Hare Creek and Bunker Gulch Stream Restoration
August 28, 2019
Update: September 11, 2020
This project is now complete! Huge thanks to all of the organizations and individuals who helped bring it to completion. Many future generations of fish and other aquatic and amphibious life salute you.
August 28, 2019
We’re at it again this summer with our ongoing stream habitat restoration projects to benefit coho salmon, funded by two grants from California Department of Fish and Wildlife’s Fisheries Restoration Grant Program.
The coho salmon is an endangered species. Where a single stream was once home to tens of thousands of individuals, now only one or two hundred rugged coho currently return to spawn each year. Mendocino Land Trust is working alongside many other organizations to reverse historic human practices in an effort to restore coho salmon to sustainable numbers.
By removing logging roads and restoring these areas to natural conditions, we reduce the amount of sediment entering the creek. This improves the chance that fertilized salmon eggs will produce live fish, since fine sediment from roads and other sources smothers the gravel needed for spawning and young coho survival. This road removal process is called road decommissioning.
The road shown in the top photo is in Jackson Demonstration State Forest and was right next to the banks of Bunker Gulch. This road is now gone and the stream bank is reconnected to the hillside.
In conjunction with the road decommissioning, we are partnering with the California Conservation Corps to restore salmon habitat at Hare Creek and Bunker Gulch by installing large logs with massive roots in the stream. These large logs will create deeper pools and slower flows for adult fish to rest on their epic journey, while at the same time providing cover for young fish to avoid predators.
A team of highly skilled large equipment operators and several California Conservation Corps crews have been on site for many weeks and are nearing completion. It is exciting to see these large tractors at work in the otherwise peaceful forest. At first, it’s a bit odd, as this is an environmental restoration project after all, and all that tractor work seems out of place. But if you watch for a while, you can see how the crews gradually shape a glen that begins to look like it once was before the logging road was there. The flat road bed is rounded off with graders, and sloped back to the way it was before, a stream bank, as shown above.
The crews cover newly graded stream banks with lots of branches and other plant material so that the soil will remain in place when the rain returns. The tractors also dig out all the culverts that were placed under the road for the side streams that flow into Hare Creek, and re-create the original gullies, through which the waters will naturally flow, once again.

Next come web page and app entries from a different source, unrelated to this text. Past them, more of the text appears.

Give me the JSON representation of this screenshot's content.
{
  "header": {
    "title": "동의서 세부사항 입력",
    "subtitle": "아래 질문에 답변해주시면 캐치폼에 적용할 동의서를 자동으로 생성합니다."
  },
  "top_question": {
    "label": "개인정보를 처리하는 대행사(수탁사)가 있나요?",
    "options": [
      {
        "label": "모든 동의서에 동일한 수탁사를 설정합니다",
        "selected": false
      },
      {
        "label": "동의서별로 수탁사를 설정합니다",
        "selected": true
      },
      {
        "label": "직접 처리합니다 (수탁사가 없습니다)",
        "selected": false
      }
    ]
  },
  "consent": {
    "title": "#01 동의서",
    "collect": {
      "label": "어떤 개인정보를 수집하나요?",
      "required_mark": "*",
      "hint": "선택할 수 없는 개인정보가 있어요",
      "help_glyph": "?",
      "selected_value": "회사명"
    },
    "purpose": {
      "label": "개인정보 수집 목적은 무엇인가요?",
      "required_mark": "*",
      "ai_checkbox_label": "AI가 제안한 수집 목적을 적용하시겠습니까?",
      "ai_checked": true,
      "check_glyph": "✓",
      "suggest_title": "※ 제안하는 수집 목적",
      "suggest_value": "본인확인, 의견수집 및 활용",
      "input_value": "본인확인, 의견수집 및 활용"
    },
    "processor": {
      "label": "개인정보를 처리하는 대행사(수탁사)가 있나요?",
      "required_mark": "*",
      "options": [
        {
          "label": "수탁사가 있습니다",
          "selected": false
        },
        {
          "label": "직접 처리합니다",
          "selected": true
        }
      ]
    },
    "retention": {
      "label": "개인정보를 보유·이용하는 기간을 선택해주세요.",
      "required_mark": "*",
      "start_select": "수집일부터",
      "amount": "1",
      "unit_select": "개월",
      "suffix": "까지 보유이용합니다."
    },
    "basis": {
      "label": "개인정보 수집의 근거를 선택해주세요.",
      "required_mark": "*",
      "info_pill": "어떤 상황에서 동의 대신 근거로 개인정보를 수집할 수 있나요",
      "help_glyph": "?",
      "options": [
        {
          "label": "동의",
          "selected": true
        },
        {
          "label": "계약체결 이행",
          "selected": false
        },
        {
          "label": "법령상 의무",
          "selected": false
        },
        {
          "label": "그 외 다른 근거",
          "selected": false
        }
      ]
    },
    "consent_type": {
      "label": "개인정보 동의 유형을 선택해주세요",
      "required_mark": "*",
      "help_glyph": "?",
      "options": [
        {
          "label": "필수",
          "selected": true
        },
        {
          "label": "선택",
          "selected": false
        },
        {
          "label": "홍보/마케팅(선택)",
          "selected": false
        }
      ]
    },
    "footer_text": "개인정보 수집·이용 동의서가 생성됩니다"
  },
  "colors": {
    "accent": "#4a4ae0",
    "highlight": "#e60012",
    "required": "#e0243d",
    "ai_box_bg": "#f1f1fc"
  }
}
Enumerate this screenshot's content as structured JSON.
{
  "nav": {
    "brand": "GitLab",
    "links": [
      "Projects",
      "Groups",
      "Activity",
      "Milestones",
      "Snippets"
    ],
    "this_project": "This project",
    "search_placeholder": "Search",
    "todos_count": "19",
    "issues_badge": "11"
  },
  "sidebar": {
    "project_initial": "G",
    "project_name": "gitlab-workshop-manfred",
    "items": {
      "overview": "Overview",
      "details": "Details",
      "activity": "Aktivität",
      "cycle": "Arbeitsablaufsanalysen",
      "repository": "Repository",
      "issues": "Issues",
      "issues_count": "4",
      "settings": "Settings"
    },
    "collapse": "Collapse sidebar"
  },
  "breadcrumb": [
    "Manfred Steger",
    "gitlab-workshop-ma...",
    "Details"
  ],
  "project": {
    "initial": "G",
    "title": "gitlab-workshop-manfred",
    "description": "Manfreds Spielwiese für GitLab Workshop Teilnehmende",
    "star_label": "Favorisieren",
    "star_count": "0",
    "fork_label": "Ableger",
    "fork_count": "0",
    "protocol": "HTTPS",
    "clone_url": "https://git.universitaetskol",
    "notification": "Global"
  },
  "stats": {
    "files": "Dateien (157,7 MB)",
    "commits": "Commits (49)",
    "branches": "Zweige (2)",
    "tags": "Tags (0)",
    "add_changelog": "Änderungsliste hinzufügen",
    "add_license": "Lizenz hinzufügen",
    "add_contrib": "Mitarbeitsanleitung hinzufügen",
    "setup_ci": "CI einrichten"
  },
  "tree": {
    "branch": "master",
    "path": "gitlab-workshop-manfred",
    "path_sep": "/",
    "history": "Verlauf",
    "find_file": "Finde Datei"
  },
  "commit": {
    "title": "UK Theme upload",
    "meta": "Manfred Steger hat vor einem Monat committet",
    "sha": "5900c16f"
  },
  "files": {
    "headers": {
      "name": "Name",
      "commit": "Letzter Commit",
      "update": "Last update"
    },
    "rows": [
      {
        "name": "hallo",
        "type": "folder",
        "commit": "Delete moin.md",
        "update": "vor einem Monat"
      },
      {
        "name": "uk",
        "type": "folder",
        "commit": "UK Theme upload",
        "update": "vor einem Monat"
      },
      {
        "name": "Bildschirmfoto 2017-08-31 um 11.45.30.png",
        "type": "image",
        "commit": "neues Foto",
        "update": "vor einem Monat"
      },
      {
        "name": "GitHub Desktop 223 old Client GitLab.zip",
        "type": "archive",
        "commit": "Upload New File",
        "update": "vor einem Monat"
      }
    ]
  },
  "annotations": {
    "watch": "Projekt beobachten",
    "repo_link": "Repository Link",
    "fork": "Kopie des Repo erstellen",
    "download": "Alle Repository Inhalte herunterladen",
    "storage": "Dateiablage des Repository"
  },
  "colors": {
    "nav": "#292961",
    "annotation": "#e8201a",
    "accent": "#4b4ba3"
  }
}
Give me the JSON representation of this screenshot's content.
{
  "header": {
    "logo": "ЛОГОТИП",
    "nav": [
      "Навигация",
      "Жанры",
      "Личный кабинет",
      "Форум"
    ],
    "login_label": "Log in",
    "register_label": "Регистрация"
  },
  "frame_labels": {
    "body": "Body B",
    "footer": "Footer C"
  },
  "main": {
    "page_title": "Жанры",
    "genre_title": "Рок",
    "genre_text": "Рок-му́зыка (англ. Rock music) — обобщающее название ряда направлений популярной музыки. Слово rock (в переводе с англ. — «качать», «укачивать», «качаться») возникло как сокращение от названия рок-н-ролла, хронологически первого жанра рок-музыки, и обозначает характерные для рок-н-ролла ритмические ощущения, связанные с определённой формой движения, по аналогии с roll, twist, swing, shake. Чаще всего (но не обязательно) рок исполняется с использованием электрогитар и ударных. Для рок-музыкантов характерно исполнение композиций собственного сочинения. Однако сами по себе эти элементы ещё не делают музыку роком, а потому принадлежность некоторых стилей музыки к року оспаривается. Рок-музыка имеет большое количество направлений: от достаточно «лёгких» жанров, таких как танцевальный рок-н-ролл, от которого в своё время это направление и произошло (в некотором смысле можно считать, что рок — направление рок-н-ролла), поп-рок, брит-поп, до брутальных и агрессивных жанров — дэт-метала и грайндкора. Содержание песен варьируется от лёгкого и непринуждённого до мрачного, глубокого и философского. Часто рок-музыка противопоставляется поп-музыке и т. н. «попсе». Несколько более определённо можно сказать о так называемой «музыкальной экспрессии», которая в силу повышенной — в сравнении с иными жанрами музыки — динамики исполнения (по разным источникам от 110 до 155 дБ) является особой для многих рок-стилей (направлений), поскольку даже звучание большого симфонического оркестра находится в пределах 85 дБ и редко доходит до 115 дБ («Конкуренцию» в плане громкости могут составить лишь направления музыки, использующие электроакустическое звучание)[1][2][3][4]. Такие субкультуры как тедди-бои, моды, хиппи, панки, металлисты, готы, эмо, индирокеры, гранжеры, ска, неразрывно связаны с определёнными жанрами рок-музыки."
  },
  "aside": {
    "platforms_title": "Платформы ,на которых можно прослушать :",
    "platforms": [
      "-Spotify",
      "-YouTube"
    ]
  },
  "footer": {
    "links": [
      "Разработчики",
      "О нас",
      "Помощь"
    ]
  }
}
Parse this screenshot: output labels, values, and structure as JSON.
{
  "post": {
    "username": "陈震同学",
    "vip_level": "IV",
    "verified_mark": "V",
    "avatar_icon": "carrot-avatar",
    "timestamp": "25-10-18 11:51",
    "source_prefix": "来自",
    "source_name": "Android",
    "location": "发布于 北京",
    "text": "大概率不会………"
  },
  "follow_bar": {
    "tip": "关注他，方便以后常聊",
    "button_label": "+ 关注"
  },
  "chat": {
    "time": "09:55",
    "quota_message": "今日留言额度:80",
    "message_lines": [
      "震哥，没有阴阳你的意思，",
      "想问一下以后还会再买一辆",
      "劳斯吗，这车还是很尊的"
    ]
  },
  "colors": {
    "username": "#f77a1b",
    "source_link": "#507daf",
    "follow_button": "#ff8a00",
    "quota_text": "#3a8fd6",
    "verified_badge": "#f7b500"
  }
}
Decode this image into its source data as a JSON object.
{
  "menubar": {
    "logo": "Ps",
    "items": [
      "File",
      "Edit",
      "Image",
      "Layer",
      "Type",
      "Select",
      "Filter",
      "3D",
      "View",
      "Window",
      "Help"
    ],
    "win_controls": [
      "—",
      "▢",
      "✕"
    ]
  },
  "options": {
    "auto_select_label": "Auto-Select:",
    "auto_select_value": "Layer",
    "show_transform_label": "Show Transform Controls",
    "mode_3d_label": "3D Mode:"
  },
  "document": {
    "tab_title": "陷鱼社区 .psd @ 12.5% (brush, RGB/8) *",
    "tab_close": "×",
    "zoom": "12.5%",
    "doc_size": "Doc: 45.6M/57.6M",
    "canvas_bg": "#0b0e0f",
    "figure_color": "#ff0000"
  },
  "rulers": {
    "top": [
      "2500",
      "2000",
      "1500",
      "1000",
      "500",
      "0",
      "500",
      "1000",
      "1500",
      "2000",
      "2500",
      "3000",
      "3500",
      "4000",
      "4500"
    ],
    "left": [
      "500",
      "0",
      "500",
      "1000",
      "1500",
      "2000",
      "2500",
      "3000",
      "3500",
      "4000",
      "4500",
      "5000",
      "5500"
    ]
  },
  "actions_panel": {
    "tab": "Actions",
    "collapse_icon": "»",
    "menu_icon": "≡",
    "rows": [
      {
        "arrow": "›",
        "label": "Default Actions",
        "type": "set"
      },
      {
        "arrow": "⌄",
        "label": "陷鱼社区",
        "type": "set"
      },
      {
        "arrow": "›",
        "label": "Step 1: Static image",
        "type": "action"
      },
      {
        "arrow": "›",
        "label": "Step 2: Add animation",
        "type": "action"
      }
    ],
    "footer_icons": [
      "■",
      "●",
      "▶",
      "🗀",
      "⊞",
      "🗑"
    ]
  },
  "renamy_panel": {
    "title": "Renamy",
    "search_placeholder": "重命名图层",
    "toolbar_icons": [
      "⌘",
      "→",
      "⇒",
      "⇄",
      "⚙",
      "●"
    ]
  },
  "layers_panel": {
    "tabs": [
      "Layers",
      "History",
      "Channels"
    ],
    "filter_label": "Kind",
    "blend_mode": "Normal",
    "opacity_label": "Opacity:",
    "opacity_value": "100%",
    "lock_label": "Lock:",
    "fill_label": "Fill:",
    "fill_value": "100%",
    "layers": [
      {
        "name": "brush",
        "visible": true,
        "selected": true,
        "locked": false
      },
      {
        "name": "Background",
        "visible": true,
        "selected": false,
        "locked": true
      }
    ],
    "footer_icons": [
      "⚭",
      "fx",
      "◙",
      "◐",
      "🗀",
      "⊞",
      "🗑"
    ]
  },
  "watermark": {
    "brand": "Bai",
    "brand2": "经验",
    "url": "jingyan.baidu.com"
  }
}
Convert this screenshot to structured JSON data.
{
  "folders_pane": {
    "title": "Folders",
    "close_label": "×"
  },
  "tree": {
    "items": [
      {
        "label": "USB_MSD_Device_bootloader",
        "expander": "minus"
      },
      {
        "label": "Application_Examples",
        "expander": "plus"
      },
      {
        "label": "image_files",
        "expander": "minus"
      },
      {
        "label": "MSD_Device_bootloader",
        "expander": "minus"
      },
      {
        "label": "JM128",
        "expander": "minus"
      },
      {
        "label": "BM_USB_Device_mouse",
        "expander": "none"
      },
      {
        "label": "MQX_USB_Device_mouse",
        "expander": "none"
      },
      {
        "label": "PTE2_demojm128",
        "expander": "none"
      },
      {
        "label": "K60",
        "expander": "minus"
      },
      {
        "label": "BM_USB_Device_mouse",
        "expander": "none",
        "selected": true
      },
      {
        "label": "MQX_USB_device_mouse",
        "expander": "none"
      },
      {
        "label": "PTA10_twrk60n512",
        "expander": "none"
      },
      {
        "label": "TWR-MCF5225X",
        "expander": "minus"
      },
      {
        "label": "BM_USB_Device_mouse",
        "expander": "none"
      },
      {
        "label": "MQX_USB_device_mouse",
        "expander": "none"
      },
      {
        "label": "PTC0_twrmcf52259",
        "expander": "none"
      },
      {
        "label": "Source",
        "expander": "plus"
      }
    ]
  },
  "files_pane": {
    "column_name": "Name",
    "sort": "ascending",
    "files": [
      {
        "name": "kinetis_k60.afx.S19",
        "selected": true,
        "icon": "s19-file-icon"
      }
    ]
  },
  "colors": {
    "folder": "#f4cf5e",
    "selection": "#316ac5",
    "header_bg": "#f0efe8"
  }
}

Finally, as we’ve done for many years at different locations, we’re installing large pieces of trees in the streambeds at Hare Creek and Bunker Gulch. Here again the large tractors cable-pull huge fallen trees off the hillsides, pick them up like toothpicks and swing them around (see top photo) before gently placing them into the stream banks to create deep pools in the water.